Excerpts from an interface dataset
<<<<

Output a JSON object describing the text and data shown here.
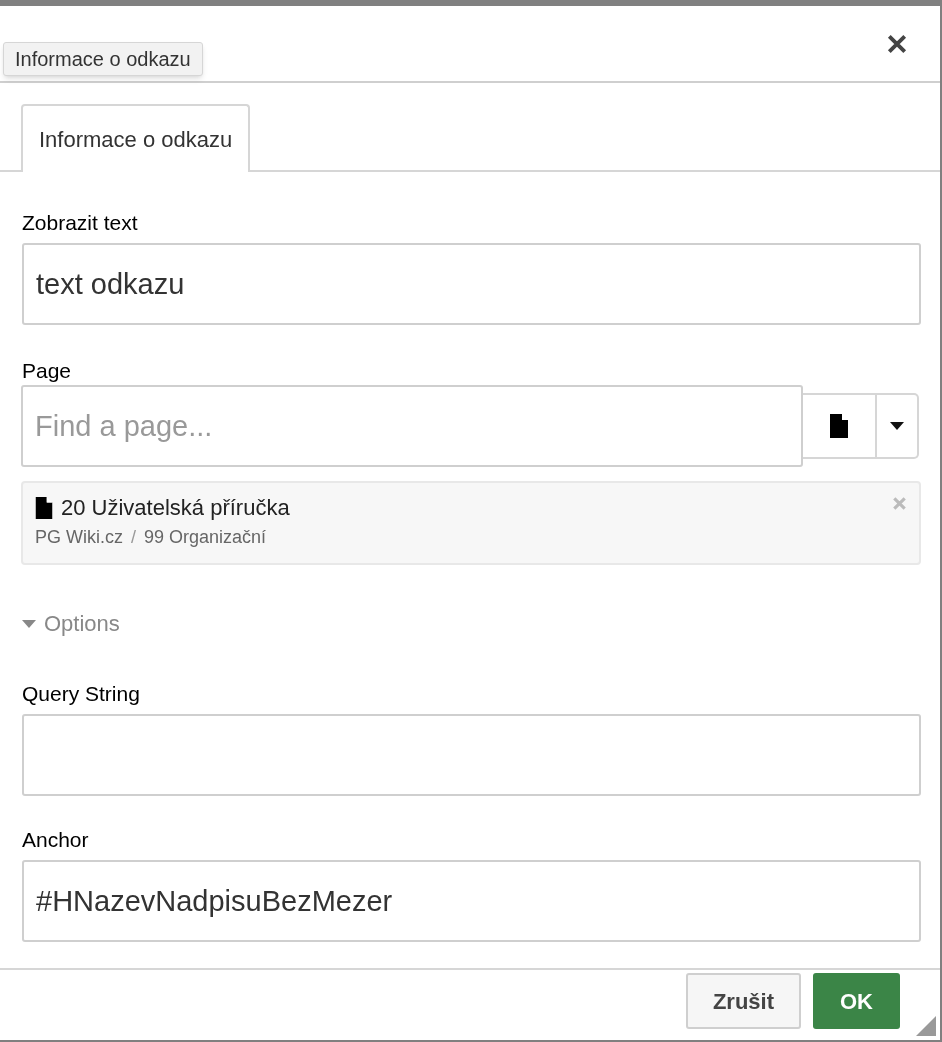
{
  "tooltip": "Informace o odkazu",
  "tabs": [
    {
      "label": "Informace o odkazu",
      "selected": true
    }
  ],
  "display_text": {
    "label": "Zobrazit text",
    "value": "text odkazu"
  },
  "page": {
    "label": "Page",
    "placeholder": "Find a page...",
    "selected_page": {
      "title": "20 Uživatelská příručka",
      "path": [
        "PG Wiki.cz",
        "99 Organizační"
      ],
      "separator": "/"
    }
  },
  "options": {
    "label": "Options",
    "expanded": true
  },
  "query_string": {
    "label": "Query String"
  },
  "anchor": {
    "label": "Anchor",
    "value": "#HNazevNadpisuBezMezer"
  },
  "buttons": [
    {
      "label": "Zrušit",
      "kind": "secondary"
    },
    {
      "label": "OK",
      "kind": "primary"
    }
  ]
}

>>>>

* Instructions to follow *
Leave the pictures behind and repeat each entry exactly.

* Expected output *
Output a JSON object describing the text and data shown here.
{
  "tooltip": "Informace o odkazu",
  "tabs": [
    {
      "label": "Informace o odkazu",
      "selected": true
    }
  ],
  "display_text": {
    "label": "Zobrazit text",
    "value": "text odkazu"
  },
  "page": {
    "label": "Page",
    "placeholder": "Find a page...",
    "selected_page": {
      "title": "20 Uživatelská příručka",
      "path": [
        "PG Wiki.cz",
        "99 Organizační"
      ],
      "separator": "/"
    }
  },
  "options": {
    "label": "Options",
    "expanded": true
  },
  "query_string": {
    "label": "Query String"
  },
  "anchor": {
    "label": "Anchor",
    "value": "#HNazevNadpisuBezMezer"
  },
  "buttons": [
    {
      "label": "Zrušit",
      "kind": "secondary"
    },
    {
      "label": "OK",
      "kind": "primary"
    }
  ]
}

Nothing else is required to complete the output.